(DATASET ENTRIES Opens)
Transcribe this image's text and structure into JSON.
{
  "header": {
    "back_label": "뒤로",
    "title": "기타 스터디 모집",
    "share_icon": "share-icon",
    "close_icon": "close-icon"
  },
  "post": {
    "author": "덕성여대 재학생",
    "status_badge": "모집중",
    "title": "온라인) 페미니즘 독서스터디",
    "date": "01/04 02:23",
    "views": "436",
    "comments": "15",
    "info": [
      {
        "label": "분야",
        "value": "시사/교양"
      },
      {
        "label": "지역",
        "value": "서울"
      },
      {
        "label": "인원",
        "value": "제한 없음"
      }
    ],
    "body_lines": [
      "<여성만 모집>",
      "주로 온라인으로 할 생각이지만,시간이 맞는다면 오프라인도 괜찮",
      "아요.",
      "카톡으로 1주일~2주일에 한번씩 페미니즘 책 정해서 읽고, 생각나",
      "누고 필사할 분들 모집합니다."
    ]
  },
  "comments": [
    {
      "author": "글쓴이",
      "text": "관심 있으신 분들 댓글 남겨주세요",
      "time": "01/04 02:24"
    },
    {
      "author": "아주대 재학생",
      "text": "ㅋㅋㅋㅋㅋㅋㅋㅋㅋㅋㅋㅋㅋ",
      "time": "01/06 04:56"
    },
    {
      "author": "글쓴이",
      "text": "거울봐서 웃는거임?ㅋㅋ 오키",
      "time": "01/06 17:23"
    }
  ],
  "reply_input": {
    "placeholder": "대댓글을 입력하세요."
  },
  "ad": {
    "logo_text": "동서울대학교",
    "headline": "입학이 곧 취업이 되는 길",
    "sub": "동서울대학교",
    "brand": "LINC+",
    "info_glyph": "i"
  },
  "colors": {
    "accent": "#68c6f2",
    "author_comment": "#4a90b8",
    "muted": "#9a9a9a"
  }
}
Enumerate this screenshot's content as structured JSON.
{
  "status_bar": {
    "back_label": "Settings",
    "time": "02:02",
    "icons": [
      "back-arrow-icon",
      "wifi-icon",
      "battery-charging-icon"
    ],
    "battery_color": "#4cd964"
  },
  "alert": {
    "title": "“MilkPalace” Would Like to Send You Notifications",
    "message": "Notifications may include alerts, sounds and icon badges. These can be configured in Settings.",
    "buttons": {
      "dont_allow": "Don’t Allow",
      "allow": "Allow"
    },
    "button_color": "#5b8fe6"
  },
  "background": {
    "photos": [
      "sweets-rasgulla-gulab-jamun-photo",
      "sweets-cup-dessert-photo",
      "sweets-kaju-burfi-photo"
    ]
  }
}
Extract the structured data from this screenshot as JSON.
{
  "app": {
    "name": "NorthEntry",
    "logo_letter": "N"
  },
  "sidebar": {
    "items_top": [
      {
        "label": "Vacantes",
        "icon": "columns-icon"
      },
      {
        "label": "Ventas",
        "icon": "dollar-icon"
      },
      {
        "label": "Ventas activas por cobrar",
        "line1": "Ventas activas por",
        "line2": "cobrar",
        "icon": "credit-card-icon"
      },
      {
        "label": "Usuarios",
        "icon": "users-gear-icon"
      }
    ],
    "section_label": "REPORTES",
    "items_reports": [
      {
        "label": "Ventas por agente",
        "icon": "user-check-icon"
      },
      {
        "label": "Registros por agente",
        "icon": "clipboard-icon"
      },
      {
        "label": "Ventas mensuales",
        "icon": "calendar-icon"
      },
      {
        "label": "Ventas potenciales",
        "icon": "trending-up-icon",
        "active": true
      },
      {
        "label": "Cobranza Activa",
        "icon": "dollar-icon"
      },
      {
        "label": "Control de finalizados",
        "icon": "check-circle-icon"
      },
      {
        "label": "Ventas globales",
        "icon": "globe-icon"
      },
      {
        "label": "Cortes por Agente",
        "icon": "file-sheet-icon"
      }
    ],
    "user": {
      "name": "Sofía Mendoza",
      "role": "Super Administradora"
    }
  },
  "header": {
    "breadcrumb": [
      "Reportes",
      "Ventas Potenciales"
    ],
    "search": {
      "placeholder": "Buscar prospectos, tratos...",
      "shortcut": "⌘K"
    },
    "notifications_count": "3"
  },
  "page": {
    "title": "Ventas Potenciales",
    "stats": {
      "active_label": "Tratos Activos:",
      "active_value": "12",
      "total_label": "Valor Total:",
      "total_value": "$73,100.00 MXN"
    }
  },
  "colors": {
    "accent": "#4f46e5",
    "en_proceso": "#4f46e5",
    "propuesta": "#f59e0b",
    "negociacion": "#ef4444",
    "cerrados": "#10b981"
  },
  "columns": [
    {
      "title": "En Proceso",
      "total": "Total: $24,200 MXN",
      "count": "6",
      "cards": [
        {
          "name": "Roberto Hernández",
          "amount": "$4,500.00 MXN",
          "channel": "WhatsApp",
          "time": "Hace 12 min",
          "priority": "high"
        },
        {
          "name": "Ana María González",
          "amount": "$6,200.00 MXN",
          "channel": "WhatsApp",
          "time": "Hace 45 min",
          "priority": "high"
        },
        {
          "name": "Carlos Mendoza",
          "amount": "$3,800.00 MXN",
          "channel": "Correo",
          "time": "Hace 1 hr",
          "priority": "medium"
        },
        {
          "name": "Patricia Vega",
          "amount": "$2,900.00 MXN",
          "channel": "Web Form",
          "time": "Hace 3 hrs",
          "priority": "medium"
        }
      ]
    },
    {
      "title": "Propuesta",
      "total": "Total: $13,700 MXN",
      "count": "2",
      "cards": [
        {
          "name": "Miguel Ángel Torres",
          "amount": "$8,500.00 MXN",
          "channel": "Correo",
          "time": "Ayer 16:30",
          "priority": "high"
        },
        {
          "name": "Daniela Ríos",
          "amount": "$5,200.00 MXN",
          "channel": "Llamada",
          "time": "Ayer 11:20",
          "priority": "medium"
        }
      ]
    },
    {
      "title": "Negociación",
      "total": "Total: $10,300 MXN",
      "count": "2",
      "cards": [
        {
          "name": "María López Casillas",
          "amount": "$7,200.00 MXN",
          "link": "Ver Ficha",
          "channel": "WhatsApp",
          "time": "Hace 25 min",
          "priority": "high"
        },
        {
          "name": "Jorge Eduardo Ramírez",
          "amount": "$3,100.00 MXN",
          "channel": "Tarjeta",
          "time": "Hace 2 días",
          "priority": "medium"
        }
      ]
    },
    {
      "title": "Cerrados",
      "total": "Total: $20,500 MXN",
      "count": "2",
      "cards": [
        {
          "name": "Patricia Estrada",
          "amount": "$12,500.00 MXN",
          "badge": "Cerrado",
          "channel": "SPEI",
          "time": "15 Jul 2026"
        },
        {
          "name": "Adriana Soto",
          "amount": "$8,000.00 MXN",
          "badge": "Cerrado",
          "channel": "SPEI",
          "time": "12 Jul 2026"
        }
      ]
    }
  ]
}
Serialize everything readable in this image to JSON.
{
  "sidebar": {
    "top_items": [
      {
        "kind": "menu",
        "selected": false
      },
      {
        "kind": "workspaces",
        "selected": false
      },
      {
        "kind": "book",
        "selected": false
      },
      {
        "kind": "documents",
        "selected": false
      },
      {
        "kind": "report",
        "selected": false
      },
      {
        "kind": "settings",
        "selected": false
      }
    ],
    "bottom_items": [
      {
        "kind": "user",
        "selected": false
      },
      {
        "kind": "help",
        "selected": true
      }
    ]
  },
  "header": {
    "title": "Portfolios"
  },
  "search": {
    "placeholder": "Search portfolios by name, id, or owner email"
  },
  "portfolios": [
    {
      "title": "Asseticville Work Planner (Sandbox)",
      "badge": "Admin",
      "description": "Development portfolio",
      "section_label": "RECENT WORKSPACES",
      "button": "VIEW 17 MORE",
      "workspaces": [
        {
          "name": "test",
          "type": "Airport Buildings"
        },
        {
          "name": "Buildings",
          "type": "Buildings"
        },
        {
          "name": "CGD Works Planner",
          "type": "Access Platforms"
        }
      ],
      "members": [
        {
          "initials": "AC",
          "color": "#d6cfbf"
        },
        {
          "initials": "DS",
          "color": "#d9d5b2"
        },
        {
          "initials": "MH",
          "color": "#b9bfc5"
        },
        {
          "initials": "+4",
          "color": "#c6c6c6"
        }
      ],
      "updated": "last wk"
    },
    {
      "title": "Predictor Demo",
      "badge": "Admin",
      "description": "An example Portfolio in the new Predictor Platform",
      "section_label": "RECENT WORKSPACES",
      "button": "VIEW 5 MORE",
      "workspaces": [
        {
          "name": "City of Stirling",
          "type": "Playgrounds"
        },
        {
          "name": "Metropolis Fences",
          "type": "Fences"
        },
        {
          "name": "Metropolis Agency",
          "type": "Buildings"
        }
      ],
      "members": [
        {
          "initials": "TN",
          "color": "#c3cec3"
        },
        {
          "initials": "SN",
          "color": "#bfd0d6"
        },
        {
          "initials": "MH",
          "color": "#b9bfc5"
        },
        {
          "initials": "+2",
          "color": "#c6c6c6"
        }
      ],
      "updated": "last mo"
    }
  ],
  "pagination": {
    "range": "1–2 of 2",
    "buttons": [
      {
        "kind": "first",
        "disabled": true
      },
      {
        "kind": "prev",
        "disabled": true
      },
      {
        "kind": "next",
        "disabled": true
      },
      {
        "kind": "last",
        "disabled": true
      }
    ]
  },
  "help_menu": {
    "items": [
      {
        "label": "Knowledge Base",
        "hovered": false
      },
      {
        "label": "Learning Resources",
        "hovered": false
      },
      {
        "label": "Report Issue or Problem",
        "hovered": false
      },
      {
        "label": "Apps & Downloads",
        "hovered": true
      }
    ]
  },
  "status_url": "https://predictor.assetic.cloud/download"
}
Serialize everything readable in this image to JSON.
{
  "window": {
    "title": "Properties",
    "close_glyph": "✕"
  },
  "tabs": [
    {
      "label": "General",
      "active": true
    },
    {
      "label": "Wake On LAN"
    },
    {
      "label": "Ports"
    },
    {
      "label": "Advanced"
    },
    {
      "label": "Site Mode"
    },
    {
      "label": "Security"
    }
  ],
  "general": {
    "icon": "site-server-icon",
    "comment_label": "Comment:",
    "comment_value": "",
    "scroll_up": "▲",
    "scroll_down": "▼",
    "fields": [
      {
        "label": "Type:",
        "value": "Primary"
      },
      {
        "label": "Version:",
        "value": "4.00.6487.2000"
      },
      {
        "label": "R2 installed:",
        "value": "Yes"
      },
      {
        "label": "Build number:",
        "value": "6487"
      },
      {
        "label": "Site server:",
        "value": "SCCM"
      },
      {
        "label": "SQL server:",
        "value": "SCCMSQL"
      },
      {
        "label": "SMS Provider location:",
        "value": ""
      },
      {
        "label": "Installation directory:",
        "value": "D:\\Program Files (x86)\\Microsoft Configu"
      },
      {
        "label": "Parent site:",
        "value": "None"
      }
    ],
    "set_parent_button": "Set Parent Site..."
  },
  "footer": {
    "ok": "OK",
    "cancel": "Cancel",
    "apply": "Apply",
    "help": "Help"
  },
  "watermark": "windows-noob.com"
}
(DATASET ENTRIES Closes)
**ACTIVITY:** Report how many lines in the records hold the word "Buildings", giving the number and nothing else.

**ANSWER SECTION:** 4